Ensuring Healthy Ways To Discuss Mental Health Issues In The Work Environment
It is, surprisingly, an issue that is not spoken of in some corners of the workplace. Mental health is definitely out in the open due to high profile celebrities like Robin Williams. But even in the workplace, it can be filed away under “do not talk about.” For some, there is a taboo of discussing it openly, as it can be seen to be weak or that people are too “heart on their sleeve” about the issue, which is a common approach to high-flyers or entrepreneurs. Mental health issues reveal themselves in many different symptoms. From anxiety or stress to conditions on the other end of the spectrum, like bipolar disorder. Some individuals turn to substance abuse to cope with these mental health issues, which exacerbate the issue even further.
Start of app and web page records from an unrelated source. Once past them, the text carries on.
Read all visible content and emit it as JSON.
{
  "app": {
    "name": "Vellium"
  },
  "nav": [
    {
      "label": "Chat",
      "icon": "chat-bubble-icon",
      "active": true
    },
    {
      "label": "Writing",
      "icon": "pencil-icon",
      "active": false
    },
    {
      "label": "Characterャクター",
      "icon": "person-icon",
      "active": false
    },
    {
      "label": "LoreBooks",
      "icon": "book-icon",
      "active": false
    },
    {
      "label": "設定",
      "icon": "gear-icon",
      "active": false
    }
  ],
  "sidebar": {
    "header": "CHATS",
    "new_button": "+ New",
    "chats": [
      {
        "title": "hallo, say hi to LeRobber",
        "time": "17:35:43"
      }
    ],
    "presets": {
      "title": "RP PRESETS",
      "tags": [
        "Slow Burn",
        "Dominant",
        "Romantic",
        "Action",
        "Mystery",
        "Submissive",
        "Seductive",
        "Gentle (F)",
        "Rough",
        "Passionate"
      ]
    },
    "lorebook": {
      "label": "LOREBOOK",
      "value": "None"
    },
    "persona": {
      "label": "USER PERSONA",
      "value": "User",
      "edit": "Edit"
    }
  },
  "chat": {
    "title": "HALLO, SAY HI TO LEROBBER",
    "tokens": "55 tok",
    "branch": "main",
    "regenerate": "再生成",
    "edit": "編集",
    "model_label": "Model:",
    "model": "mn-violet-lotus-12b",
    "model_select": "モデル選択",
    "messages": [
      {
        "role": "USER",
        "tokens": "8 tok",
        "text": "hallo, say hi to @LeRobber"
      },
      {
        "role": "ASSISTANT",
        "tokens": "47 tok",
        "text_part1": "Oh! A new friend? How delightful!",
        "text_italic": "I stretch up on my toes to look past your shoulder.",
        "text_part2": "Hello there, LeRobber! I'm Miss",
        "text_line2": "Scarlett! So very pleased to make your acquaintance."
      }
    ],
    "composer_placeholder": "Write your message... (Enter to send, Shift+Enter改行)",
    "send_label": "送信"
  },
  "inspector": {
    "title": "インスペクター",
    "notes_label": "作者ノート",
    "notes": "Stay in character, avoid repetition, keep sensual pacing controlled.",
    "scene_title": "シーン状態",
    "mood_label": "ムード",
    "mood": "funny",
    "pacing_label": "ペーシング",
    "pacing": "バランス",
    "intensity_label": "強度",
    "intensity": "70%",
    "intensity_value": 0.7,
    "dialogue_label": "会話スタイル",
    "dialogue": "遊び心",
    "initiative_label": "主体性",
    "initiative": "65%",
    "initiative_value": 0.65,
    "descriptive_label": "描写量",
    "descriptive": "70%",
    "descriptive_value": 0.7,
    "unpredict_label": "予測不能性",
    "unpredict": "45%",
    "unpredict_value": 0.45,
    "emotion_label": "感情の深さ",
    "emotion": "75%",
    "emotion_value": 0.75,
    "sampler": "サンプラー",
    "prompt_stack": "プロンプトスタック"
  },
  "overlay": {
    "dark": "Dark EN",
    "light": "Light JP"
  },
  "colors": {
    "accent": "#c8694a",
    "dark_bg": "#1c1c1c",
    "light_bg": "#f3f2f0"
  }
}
In the workplace, 1 in 6 people will suffer from an issue relating to mental health at some point. From the point of view of business, this can severely impact on a staff member’s ability to work at their best. From the point of view of someone running a business, you can feel that taking the time to sit down with an employee may eat into your precious time of keeping the company going. When it comes to a member of staff approaching you to discuss something of this magnitude, it is a big deal for them. And they may have wrestled with the idea of coming to you for fear of it affecting their job position. Or maybe they even felt embarrassed. Or you may be able to notice something different in their demeanor. They could be feeling irritable, or are withdrawing socially. Look here for a detailed article on what to look out for should you suspect someone is having issues with their mental health.
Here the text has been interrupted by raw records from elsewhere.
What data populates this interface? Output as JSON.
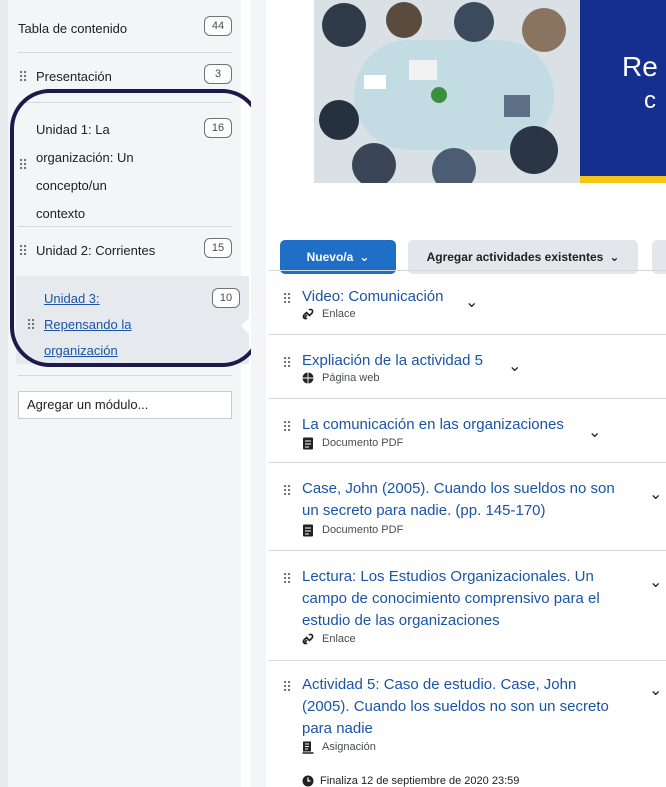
{
  "sidebar": {
    "toc": {
      "label": "Tabla de contenido",
      "count": "44"
    },
    "modules": [
      {
        "label": "Presentación",
        "count": "3"
      },
      {
        "lines": [
          "Unidad 1: La",
          "organización: Un",
          "concepto/un",
          "contexto"
        ],
        "count": "16"
      },
      {
        "label": "Unidad 2: Corrientes",
        "count": "15"
      },
      {
        "lines": [
          "Unidad 3:",
          "Repensando la",
          "organización"
        ],
        "count": "10",
        "selected": true
      }
    ],
    "add_module_placeholder": "Agregar un módulo..."
  },
  "banner": {
    "text_line1": "Re",
    "text_line2": "c"
  },
  "toolbar": {
    "new_label": "Nuevo/a",
    "add_existing_label": "Agregar actividades existentes"
  },
  "items": [
    {
      "title": "Video: Comunicación",
      "type": "Enlace",
      "icon": "link-icon"
    },
    {
      "title": "Expliación de la actividad 5",
      "type": "Página web",
      "icon": "globe-icon"
    },
    {
      "title": "La comunicación en las organizaciones",
      "type": "Documento PDF",
      "icon": "document-icon"
    },
    {
      "title": "Case, John (2005). Cuando los sueldos no son un secreto para nadie. (pp. 145-170)",
      "type": "Documento PDF",
      "icon": "document-icon"
    },
    {
      "title": "Lectura: Los Estudios Organizacionales. Un campo de conocimiento comprensivo para el estudio de las organizaciones",
      "type": "Enlace",
      "icon": "link-icon"
    },
    {
      "title": "Actividad 5: Caso de estudio. Case, John (2005). Cuando los sueldos no son un secreto para nadie",
      "type": "Asignación",
      "icon": "assignment-icon"
    }
  ],
  "due": "Finaliza 12 de septiembre de 2020 23:59",
  "colors": {
    "link": "#1a54a6",
    "primary": "#1f6fc6",
    "ring": "#1b1a4a",
    "banner_blue": "#152f8e"
  }
}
If you are running an organization where there you may feel that there is a member of staff that is going through a difficult time, here are some ways that you can deal with it in a sensitive manner.
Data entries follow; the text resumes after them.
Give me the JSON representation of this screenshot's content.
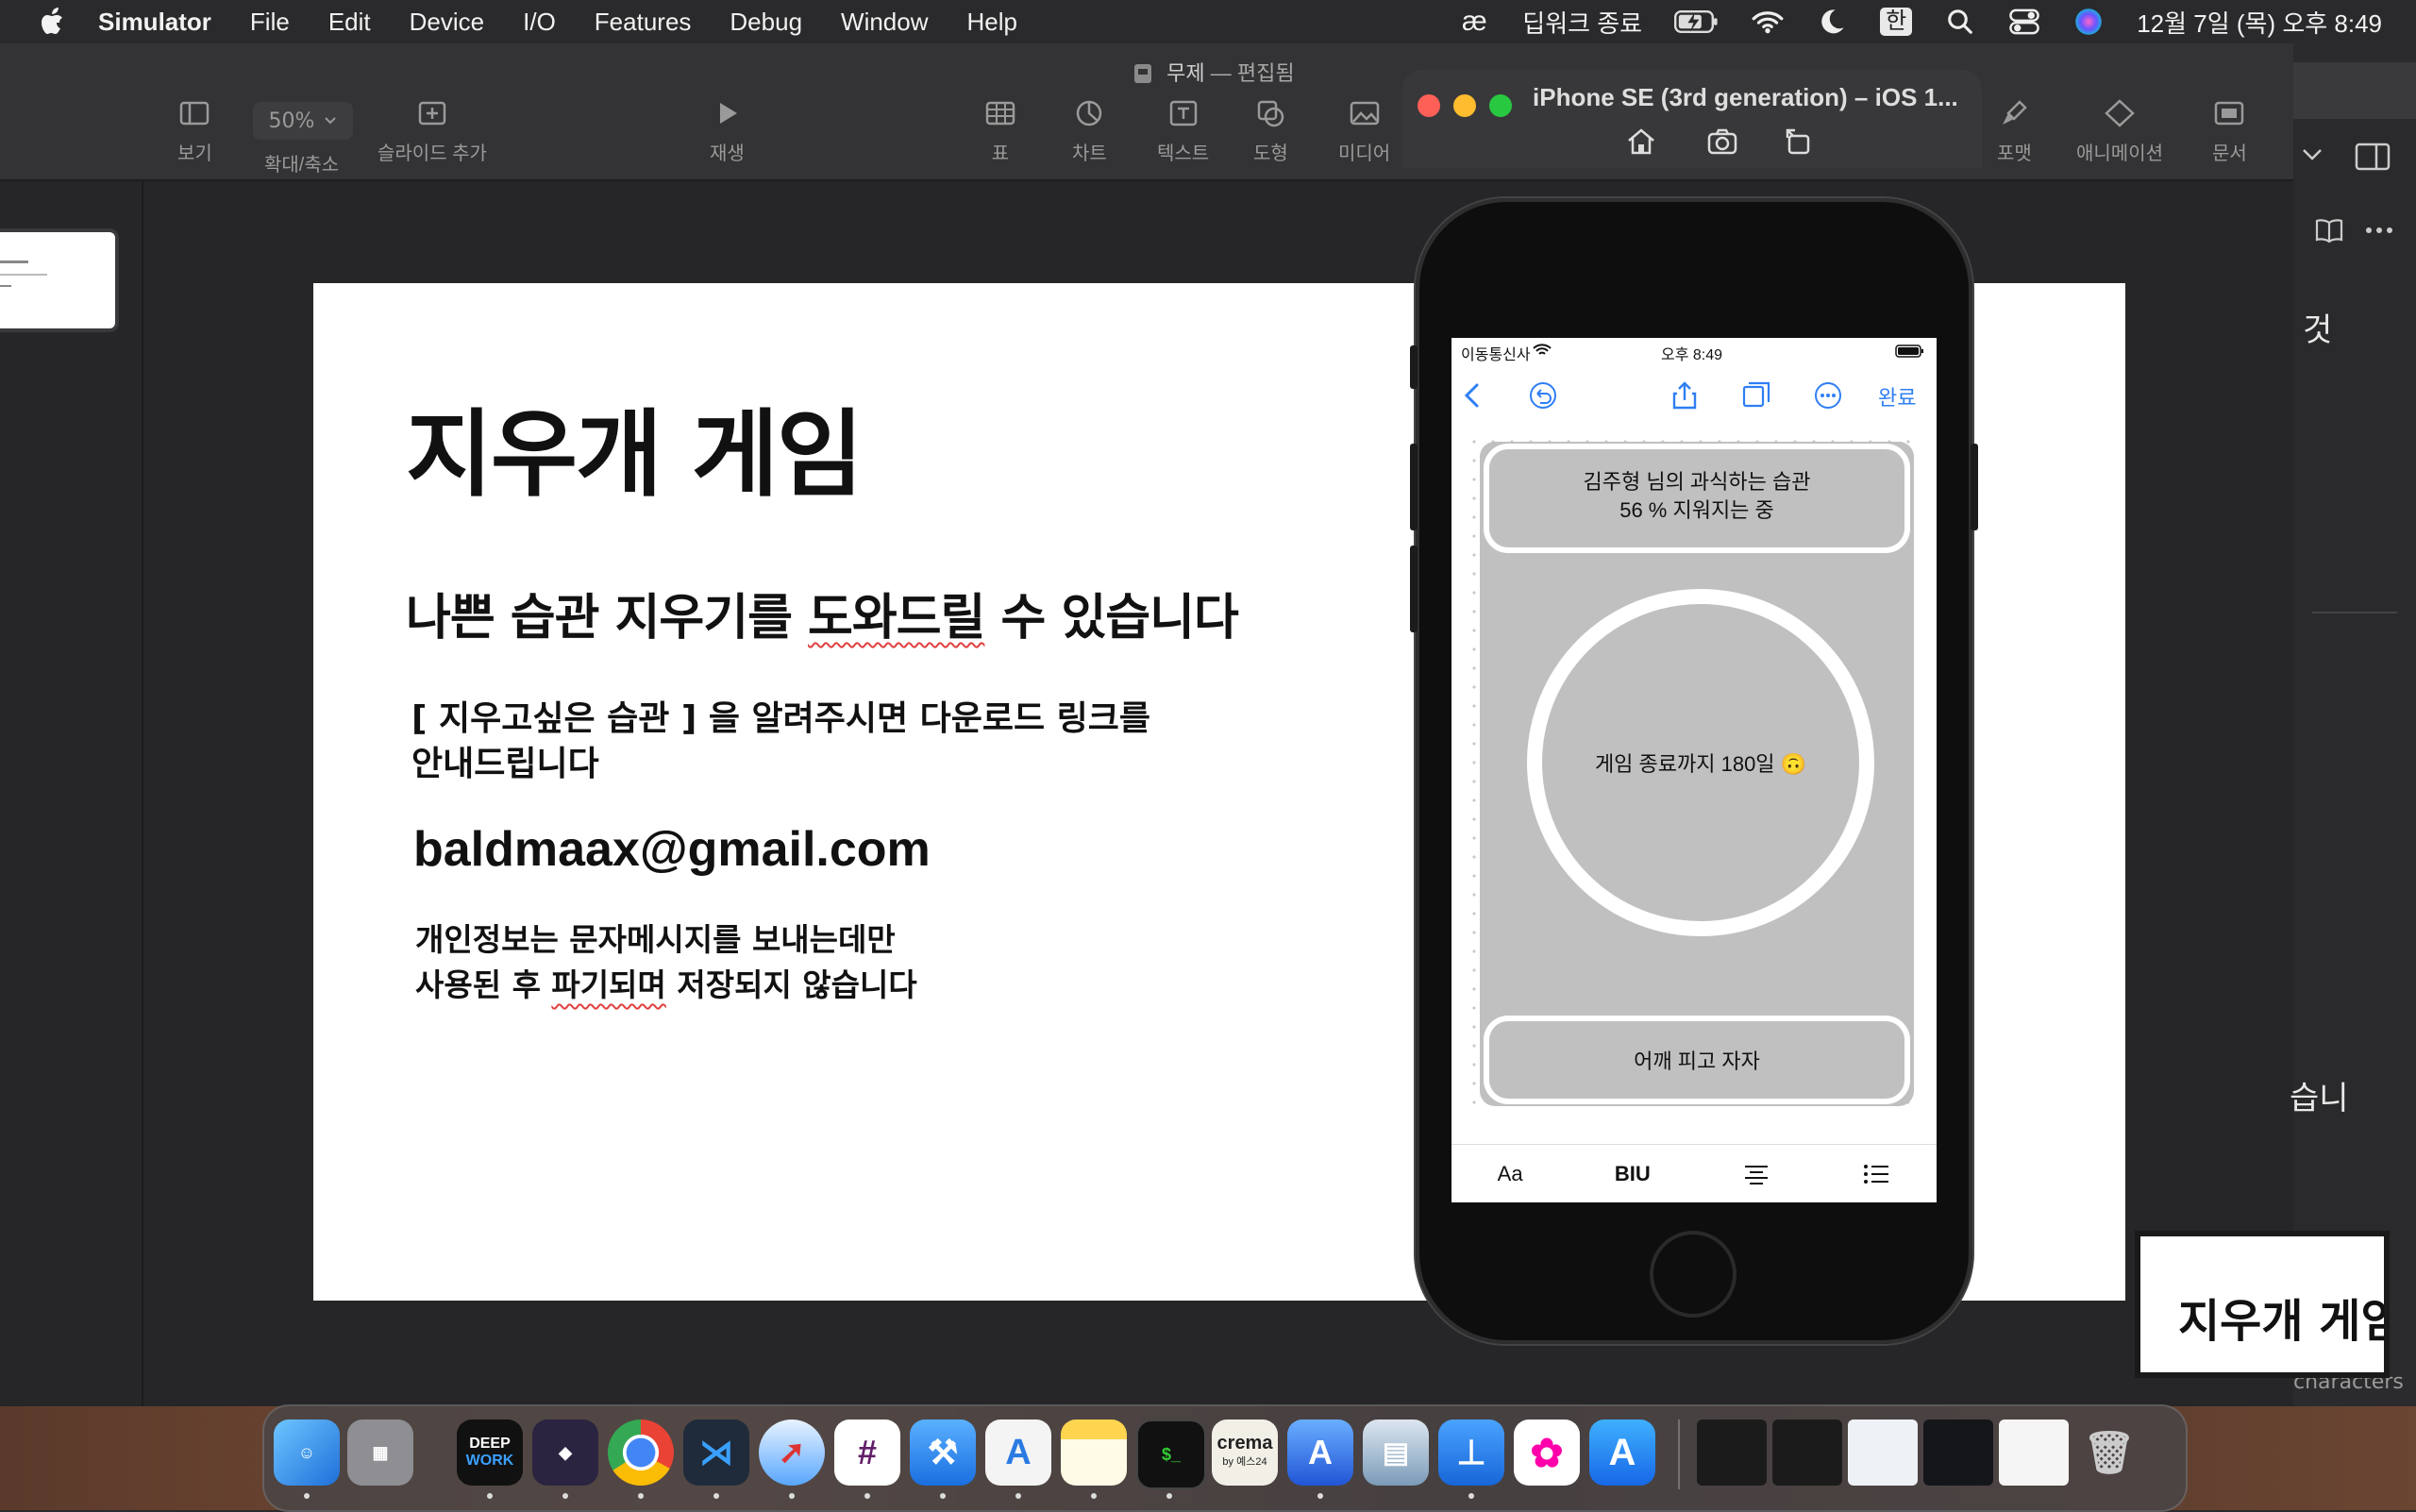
{
  "menubar": {
    "app_name": "Simulator",
    "items": [
      "File",
      "Edit",
      "Device",
      "I/O",
      "Features",
      "Debug",
      "Window",
      "Help"
    ],
    "deepl_label": "딥워크 종료",
    "input_source": "한",
    "clock": "12월 7일 (목) 오후 8:49"
  },
  "keynote": {
    "doc_title": "무제",
    "doc_state": "편집됨",
    "toolbar": {
      "view": "보기",
      "zoom_value": "50%",
      "zoom_label": "확대/축소",
      "add_slide": "슬라이드 추가",
      "play": "재생",
      "table": "표",
      "chart": "차트",
      "text": "텍스트",
      "shape": "도형",
      "media": "미디어",
      "format": "포맷",
      "animate": "애니메이션",
      "document": "문서"
    },
    "slide": {
      "title": "지우개 게임",
      "subtitle_plain": "나쁜 습관 지우기를 ",
      "subtitle_marked": "도와드릴",
      "subtitle_rest": " 수 있습니다",
      "body_line1": "[  지우고싶은 습관  ] 을 알려주시면 다운로드 링크를",
      "body_line2": "안내드립니다",
      "email": "baldmaax@gmail.com",
      "privacy_line1": "개인정보는 문자메시지를 보내는데만",
      "privacy_line2_a": "사용된 후 ",
      "privacy_line2_marked": "파기되며",
      "privacy_line2_b": " 저장되지 않습니다"
    }
  },
  "right_window": {
    "text_top": "것",
    "text_mid": "습니",
    "text_bottom": "characters",
    "mini_card_title": "지우개 게임"
  },
  "simulator": {
    "title": "iPhone SE (3rd generation) – iOS 1...",
    "status": {
      "carrier": "이동통신사",
      "time": "오후 8:49"
    },
    "done": "완료",
    "habit_line1": "김주형 님의 과식하는 습관",
    "habit_line2": "56 % 지워지는 중",
    "countdown": "게임 종료까지 180일 🙃",
    "bottom_note": "어깨 피고 자자",
    "format_bar": [
      "Aa",
      "BIU"
    ]
  },
  "dock": {
    "apps": [
      "Finder",
      "Launchpad",
      "DeepWork",
      "Obsidian",
      "Chrome",
      "VS Code",
      "Safari",
      "Slack",
      "Xcode",
      "Instruments",
      "Notes",
      "Terminal",
      "crema",
      "Simulator",
      "Preview",
      "Keynote",
      "Photos",
      "App Store"
    ],
    "deepwork_line1": "DEEP",
    "deepwork_line2": "WORK",
    "crema_line1": "crema",
    "crema_line2": "by 예스24"
  },
  "colors": {
    "accent": "#2f7ff3",
    "note_gray": "#c0c0c0",
    "traffic_red": "#fe5f57",
    "traffic_yellow": "#febc2e",
    "traffic_green": "#28c840"
  }
}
Make Sure You Choose The Right Place To Discuss The Issue
Encouraging confidentiality in a setting where there are fewer eyes prying will ease the tension in your employee. Go to a quiet spot or a meeting room tucked away.
People in this setting can find it very difficult to open up and discuss their issues. You need to be open and ask questions in an open manner instead of the types of questions that will elicit a “yes” or “no” response. If you start a dialogue with them, it will help for a more honest conversation. These are techniques that a Business Coach will help with if you feel that you need to build up your skills in these areas.
Make Sure They Know It’s Confidential
You are listening to a colleague opening their heart. It is going to be very sensitive regarding the information they will tell you. Ask them what they would like to have shared regarding referring them to Occupational Health or Human Resources. And likewise, what they don’t want to be shared.
Listen To What They Have To Say
This person is confiding in you completely. Respond properly and be open to their needs. Don’t just smile and nod!
Make The Adjustments In The Workplace For Them
Ask them what they need to be helped back to work properly. Maybe you can develop a plan to establish their specific workplace triggers. Maybe they need time away from work. As their employer, you need to address the issue in a sensitve manner and work with them, not against them.